→ To do: All lines in the records that carry the string "functions" are to be shown.
--
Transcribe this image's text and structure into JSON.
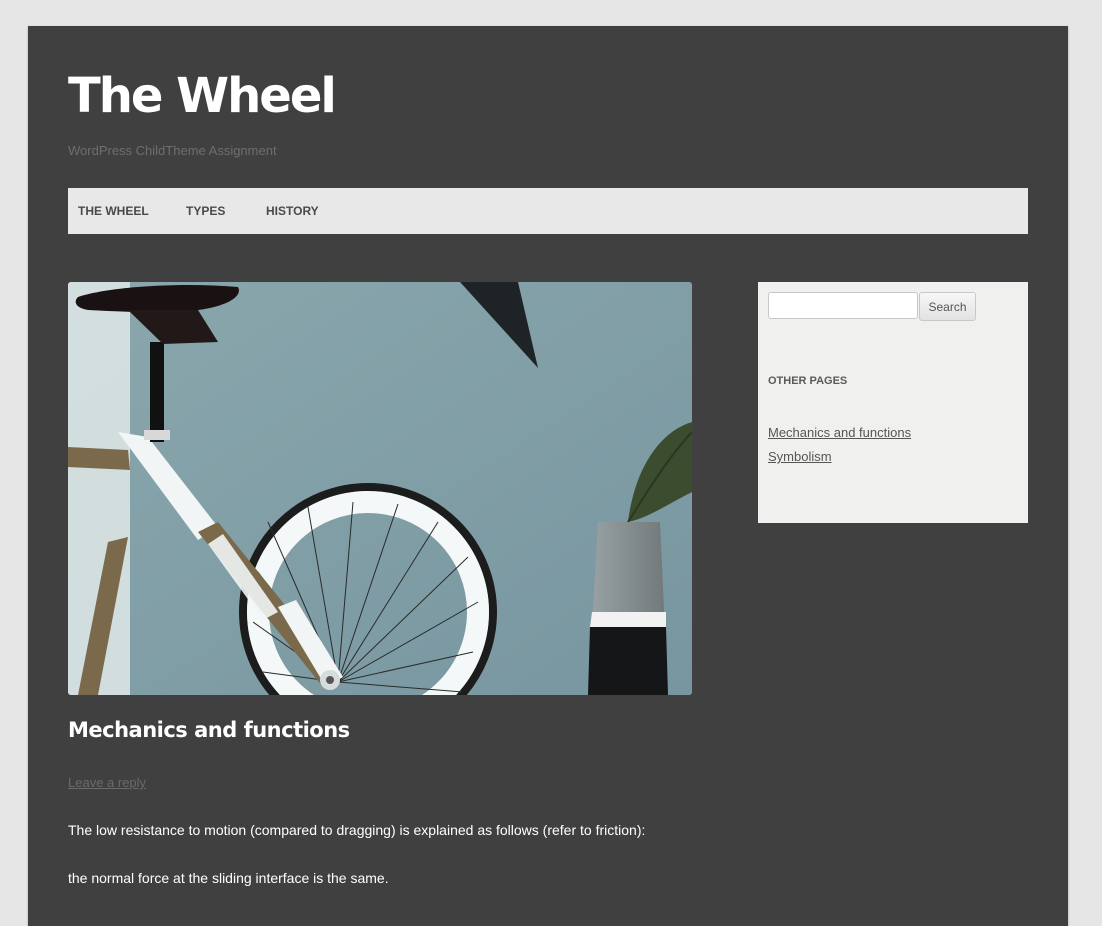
{
  "site": {
    "title": "The Wheel",
    "description": "WordPress ChildTheme Assignment"
  },
  "nav": {
    "items": [
      {
        "label": "THE WHEEL"
      },
      {
        "label": "TYPES"
      },
      {
        "label": "HISTORY"
      }
    ]
  },
  "post": {
    "image_alt": "bicycle-wheel-photo",
    "title": "Mechanics and functions",
    "reply_link": "Leave a reply",
    "paragraphs": [
      "The low resistance to motion (compared to dragging) is explained as follows (refer to friction):",
      "the normal force at the sliding interface is the same."
    ]
  },
  "sidebar": {
    "search": {
      "value": "",
      "button_label": "Search"
    },
    "widget_title": "OTHER PAGES",
    "links": [
      {
        "label": "Mechanics and functions"
      },
      {
        "label": "Symbolism"
      }
    ]
  },
  "colors": {
    "page_background": "#e6e6e6",
    "content_background": "#404040",
    "nav_background": "#e8e8e8",
    "sidebar_background": "#f0f0ee",
    "title_text": "#ffffff"
  }
}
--
→ Expected answer:
    "title": "Mechanics and functions",
        "label": "Mechanics and functions"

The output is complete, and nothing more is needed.